Police brutality cases receive high media coverage, as they are of great interest to the public. For instance, if we examine evidence regarding episodes of police brutality, most of them feature a highly stressed officer who carries on a misconduct produced by a situation that escalated out of hands. For instance, if we examine the Ferguson shooting, we observe that this was the case. Although we do not condone any kind of violence, it is likely that if what Officer Wilson says is true, and Mr. Brown reached for his gun, the shots fired by the officer are understandable. However, the rest of the shots correspond to excessive use of force, product of a stressful situation. If officers received more training regarding verbal skills, and not only in the physical part, many of the violence related episodes would cease to exist. If a police officer has not been using his or her communication skills, it will likely resort to using something he, or she knows, such as handcuffing, shooting, or physically restraining it. Perhaps, if more taxpayers’ dollars were used on promoting and providing officers with verbal skills, police brutality would come to an end.

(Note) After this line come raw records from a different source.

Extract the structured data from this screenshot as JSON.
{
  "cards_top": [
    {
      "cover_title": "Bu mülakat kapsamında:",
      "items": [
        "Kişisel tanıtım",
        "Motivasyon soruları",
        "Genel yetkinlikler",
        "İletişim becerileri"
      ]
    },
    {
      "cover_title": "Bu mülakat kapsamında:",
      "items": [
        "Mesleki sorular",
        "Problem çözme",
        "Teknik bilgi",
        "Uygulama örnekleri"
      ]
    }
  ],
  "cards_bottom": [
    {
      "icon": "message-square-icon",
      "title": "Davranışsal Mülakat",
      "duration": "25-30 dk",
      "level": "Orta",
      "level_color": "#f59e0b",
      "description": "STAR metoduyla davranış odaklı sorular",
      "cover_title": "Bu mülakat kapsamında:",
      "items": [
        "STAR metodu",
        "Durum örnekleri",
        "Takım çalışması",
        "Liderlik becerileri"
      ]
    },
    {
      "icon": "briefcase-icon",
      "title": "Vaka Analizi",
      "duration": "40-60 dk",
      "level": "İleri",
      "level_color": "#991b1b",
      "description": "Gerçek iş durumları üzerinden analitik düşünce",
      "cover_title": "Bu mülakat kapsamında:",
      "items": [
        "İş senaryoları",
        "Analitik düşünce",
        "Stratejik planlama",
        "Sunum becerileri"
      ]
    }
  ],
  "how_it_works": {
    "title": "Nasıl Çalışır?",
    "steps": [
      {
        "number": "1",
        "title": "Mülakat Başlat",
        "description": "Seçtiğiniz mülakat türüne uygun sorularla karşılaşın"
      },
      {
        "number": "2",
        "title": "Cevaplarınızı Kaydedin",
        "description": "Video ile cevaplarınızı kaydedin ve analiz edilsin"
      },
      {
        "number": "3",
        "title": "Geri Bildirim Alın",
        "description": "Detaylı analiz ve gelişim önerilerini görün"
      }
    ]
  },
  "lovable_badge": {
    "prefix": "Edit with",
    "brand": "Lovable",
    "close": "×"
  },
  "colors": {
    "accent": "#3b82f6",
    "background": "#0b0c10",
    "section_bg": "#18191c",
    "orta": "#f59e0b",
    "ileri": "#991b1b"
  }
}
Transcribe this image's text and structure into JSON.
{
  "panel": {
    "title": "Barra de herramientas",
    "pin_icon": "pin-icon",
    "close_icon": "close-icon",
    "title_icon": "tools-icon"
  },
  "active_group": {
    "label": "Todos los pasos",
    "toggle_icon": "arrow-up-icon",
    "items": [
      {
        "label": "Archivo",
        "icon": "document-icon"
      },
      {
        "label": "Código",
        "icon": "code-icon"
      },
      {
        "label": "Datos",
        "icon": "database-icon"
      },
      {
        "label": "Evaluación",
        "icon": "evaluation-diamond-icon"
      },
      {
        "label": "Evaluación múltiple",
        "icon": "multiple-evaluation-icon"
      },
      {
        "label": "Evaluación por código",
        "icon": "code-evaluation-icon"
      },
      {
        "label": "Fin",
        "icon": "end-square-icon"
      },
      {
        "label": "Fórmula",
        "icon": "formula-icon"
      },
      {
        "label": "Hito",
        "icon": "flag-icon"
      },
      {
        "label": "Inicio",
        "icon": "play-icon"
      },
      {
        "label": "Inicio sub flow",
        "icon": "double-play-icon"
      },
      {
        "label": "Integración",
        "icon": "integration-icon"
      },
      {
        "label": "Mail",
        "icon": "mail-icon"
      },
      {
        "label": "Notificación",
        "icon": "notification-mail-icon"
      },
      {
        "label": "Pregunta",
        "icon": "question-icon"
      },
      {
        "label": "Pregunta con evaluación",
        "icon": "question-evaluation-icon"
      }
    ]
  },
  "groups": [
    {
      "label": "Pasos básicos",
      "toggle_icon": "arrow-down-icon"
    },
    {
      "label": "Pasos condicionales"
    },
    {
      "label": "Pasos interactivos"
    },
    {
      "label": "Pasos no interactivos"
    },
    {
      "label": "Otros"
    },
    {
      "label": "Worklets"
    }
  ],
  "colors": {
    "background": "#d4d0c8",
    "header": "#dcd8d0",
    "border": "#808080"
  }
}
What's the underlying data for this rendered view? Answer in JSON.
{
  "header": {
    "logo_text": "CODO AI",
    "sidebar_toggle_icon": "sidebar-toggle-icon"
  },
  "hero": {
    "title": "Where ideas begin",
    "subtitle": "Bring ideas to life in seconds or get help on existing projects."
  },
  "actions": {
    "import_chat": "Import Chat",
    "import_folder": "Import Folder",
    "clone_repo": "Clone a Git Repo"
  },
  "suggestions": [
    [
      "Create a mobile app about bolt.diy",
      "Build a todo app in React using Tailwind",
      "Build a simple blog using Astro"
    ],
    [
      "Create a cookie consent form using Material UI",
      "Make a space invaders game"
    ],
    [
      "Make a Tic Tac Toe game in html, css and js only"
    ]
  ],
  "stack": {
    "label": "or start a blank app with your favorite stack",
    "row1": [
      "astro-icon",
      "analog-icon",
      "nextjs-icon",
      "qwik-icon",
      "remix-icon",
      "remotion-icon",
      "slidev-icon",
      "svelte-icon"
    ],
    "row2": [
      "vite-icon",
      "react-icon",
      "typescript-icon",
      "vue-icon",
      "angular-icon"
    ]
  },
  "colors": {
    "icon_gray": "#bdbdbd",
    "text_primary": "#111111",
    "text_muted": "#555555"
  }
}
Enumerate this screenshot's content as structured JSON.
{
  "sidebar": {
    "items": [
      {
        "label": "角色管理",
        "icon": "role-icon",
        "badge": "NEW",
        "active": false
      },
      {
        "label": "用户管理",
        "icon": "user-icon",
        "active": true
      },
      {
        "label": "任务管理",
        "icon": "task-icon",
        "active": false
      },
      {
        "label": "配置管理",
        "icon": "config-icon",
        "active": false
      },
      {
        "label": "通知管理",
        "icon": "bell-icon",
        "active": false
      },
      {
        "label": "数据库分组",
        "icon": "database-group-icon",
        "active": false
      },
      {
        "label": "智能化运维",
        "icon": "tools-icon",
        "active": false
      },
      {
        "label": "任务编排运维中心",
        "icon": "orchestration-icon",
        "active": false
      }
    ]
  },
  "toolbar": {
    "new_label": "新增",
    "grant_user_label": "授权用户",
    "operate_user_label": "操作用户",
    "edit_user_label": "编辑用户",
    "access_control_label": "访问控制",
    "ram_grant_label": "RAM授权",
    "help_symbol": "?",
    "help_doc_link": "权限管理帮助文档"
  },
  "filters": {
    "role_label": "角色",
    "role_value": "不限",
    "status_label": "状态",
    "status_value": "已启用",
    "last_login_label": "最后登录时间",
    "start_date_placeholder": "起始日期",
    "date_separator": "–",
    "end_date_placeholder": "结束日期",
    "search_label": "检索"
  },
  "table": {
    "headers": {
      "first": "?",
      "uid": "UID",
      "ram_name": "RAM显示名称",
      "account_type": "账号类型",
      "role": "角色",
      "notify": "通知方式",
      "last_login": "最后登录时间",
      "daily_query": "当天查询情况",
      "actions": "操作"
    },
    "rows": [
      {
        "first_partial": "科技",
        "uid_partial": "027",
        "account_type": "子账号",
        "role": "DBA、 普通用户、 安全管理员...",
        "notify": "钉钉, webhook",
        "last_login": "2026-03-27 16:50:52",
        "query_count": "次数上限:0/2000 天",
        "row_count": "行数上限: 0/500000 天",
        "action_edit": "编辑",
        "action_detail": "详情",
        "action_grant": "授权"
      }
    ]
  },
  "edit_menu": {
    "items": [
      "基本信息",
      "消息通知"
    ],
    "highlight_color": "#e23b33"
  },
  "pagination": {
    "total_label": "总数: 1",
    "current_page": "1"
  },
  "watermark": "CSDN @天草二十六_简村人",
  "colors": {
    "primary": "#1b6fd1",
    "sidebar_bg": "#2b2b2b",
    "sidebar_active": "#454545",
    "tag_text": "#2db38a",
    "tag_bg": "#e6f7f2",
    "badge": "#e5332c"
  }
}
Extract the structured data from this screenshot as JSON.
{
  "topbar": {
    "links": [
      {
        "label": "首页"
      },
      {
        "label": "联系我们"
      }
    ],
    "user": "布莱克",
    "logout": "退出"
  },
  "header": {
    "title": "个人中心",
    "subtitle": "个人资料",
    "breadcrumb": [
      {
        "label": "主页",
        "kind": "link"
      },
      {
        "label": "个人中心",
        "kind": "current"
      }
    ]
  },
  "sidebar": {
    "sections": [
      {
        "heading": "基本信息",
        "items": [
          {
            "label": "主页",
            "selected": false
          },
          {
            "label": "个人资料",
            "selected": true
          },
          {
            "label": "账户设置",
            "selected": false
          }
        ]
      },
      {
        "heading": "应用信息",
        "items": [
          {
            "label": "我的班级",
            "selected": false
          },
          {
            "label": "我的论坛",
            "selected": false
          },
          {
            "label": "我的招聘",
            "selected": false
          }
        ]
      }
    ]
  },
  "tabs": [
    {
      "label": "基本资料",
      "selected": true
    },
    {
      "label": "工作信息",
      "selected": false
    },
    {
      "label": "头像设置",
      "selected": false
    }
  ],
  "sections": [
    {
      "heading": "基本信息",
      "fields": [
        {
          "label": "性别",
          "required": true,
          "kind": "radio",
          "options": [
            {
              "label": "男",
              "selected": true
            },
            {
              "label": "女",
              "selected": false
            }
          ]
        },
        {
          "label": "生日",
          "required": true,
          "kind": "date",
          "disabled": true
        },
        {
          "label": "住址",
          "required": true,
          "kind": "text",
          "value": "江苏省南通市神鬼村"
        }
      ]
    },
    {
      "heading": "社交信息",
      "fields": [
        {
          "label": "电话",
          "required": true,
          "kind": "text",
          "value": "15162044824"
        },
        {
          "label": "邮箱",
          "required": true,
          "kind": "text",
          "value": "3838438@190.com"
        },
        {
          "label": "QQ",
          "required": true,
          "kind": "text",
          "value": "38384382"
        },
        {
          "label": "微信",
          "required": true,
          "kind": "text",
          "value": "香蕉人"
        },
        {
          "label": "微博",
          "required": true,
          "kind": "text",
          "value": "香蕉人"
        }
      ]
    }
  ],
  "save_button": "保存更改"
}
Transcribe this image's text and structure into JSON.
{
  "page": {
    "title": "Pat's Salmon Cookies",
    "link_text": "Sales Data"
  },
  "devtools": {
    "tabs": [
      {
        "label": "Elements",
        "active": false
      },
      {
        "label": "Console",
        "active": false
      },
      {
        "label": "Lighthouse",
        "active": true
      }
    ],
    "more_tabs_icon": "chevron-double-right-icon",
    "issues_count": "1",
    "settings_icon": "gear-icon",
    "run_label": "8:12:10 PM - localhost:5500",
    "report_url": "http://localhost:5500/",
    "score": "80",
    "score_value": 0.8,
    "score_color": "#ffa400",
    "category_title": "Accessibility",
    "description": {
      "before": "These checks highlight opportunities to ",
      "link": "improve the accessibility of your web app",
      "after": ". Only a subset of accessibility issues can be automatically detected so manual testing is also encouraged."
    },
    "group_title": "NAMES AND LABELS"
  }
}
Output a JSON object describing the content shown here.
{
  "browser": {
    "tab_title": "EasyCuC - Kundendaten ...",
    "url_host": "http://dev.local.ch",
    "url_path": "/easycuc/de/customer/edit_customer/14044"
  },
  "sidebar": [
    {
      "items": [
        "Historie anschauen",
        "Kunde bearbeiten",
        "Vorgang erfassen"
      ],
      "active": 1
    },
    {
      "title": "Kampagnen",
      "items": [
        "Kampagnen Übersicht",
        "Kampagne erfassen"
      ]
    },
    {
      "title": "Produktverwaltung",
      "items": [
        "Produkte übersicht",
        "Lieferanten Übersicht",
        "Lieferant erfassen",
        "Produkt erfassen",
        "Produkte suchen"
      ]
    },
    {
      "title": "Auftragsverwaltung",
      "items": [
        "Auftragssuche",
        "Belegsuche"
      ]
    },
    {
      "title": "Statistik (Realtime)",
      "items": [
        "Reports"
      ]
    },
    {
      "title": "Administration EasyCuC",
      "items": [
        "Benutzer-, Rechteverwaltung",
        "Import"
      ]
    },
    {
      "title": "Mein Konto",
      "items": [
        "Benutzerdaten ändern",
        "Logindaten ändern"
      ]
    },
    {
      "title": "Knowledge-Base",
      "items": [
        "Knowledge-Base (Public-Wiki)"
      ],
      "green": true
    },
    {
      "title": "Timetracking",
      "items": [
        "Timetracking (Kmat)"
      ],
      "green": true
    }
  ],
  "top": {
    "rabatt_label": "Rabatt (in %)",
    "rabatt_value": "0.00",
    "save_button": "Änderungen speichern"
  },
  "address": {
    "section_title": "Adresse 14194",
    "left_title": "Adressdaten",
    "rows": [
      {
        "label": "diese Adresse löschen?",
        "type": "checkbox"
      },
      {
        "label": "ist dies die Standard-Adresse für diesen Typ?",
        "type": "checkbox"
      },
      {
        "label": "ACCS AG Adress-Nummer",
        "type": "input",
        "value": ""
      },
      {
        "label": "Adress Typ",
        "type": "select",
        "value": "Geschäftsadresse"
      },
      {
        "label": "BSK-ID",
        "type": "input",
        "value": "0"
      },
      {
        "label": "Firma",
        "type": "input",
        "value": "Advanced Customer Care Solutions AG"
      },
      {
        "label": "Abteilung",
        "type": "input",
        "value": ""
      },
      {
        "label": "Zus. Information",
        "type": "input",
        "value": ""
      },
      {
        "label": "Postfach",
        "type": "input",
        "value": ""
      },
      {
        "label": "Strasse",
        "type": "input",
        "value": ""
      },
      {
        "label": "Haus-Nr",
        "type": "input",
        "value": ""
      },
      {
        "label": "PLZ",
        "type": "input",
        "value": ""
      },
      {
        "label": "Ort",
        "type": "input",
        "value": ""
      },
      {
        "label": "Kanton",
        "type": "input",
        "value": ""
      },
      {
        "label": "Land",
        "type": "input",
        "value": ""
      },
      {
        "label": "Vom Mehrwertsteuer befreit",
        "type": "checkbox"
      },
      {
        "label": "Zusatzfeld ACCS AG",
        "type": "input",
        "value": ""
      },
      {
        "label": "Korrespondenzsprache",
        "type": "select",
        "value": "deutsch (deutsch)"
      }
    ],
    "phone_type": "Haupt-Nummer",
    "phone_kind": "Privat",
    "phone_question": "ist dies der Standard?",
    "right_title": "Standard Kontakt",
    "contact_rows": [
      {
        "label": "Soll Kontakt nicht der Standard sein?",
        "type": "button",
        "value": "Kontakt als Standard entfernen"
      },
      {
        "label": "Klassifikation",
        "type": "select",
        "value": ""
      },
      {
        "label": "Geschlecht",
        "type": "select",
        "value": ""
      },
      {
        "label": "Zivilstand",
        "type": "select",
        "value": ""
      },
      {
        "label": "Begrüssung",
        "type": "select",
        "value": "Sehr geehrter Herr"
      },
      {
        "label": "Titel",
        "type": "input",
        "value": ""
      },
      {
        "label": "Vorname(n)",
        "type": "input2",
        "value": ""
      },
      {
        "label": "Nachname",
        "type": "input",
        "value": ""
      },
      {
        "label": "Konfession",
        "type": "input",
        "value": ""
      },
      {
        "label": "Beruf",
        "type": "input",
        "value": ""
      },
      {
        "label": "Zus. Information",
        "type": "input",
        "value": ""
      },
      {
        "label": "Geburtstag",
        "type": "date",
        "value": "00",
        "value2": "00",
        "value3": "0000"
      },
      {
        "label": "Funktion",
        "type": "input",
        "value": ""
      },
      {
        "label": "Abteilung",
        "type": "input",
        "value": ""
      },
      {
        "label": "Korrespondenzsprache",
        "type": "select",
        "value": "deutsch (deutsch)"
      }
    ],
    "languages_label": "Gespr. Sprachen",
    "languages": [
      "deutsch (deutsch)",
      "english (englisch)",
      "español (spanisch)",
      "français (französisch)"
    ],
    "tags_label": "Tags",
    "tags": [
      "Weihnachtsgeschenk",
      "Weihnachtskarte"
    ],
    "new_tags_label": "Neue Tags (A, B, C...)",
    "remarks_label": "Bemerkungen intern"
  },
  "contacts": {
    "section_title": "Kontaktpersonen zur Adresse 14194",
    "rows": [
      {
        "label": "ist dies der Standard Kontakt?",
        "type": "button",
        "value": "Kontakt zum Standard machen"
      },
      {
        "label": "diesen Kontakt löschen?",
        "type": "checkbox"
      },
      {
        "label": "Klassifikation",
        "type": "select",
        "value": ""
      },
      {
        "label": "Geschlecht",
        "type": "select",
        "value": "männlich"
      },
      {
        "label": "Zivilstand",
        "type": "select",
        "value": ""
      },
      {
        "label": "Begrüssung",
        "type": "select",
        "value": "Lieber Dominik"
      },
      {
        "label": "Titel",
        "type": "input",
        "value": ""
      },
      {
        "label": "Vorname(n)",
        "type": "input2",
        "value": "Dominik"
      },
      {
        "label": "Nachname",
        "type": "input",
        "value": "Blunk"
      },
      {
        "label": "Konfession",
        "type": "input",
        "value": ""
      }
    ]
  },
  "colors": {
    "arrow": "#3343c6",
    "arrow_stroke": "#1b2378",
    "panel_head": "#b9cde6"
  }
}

Perhaps many cases go unnoticed, and police officers go unpunished, but these flaws in the system should not be blamed upon the officers, but the legal system. In a strict sense, if an officer commits a crime, it should be punished, but considering that if a “rotten” cop commits a crime, automatically the whole force is rotten is counterintuitive, as you cannot blame an entire group of devoted people for the actions of a particular deranged individual. Research data shows that out of 1,600 incidents of police-citizen encounters, force was used only in 79 cases, which constitutes a 5.1% of the time. Out of these 79 cases, only 28 or the 1.8% of the cases featured an improper use of force (Harris, 2009). As we can see, force usage is a rare occurrence, even when the citizens were suspects of a crime, an event that would feature higher stress levels.
The best way to pave the inequity between the public and the police officers is through communication and mutual understanding.
It is being noted that work is needed in order to pave the differences on the public perception of police officers use of force and the realities those officers might face in their jobs. In a strict sense, we might consider this issue a social problem that requires a shared solution. It is not solely a problem regarding police brutality, or the use of force, but also the way police officers are crucified by the media and the general population (National Institute of Justice, 1999). In as strict sense, if the citizens understood that the law enforcement officers are there to be respected and trusted, that could make their job easier. On the other hand, police officers must understand that the public eye is a powerful force that must be threaded carefully, and those who misbehave are surely going to receive what they deserve. Also, if police departments worked closer with the communities, chances are that both could find common grounds of understanding, which could mean, security for the citizens and support to the officers.
Factors That Influence Public Opinion of the Police. (2003). Research for Practice. Retrieved from https://www.ncjrs.gov/pdffiles1/nij/197925.pdf
Harris, C. (2009). Victims and Offenders, Vol. 2, No. 4, July 2007: Pp. 1–30 Victims and Offenders Police Use of Improper Force: A Systematic Review of the Evidence. Victims and Offenders, 4(25), 41-41.
Police Attitudes toward Abuse of Authority: Findings From a National Study. (2000). Research Brief. Retrieved from https://www.ncjrs.gov/pdffiles1/nij/181312.pdfTyler, Tom R., “Policing in Black and White: Ethnic Group Differences in Trust and Confidence in the Police,” Police Quarterly 8 (2005): 322-342.
Use of Force by the Police. (1999). Office of Justice Program. Retrieved from https://www.ncjrs.gov/pdffiles1/nij/176330-1.pdf
Weissburd, D. (2001). The Abuse of Police Authority. The Police Foundation.